(Data_Quality_Information/Positional_Accuracy/Horizontal_Positional_Accuracy/ Horizontal_Positional_Accuracy_Assessment/Horizontal_Positional_ Accuracy_Explanation)

(Data_Quality_Information/Positional_Accuracy/Vertical_Positional_Accuracy/ Vertical_Positional_Accuracy_Assessment/ Vertical_Positional_Accuracy_Explanation)

As the GIS community and the public come to appreciate the importance of reliable spatial accuracy statements, surveyors will increasingly be called upon to certify the accuracy of GIS data.

Rj Zimmer is registered in Oregon and Montana, and has more than 27 years of surveying experience as well as more than 17 years of GIS experience in the private and public sectors. He is a GIS Consultant and manages the GIS Center for the City of Helena and Lewis & Clark County in Montana.

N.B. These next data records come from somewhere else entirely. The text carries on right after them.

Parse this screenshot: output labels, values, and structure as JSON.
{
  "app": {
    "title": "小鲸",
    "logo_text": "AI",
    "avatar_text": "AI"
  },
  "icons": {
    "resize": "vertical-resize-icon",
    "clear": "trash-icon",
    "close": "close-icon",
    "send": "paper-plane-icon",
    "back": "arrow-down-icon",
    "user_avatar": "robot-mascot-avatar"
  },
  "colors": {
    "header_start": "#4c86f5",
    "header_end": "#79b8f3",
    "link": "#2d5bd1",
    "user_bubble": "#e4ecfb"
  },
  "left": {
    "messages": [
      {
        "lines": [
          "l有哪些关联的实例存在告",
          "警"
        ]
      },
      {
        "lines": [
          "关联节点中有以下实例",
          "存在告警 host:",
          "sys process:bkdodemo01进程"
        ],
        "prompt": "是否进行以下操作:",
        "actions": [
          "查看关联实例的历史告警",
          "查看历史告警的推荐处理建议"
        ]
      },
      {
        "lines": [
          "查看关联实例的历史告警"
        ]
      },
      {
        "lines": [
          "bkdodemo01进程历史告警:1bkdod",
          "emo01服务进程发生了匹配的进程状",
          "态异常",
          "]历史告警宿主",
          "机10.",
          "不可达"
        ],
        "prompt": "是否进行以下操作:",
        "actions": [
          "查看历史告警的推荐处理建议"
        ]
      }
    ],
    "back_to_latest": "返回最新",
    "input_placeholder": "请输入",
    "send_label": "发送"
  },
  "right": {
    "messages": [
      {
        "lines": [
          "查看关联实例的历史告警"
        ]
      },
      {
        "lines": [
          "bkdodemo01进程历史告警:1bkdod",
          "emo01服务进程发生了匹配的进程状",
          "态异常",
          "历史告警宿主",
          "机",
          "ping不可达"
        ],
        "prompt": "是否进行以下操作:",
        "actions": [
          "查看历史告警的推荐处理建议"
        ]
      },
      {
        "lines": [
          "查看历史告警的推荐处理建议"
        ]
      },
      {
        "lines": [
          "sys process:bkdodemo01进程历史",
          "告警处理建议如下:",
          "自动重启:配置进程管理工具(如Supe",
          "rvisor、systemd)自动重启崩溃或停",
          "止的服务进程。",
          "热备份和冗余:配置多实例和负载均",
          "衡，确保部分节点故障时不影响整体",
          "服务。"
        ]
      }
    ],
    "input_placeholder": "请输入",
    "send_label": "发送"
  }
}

A 92Kb PDF of this article as it appeared in the magazinecomplete with chartsis available by clicking HERE

About the Author

Rj Zimmer

Rj Zimmer is a professional land surveyor and the GIS Director for DJ&A, PC - an engineering and surveying company in Helena, Montana. Mr. Zimmer has more than 20 years of experience managing and using GIS in local government and as a consultant. He began his surveying career in 1973 and is currently licensed in Oregon and Montana. He earned an engineering degree from Oregon State University, has published more than 50 articles on GIS and surveying, and teaches GIS courses at a local college.     Links: Contact RJ Article List Below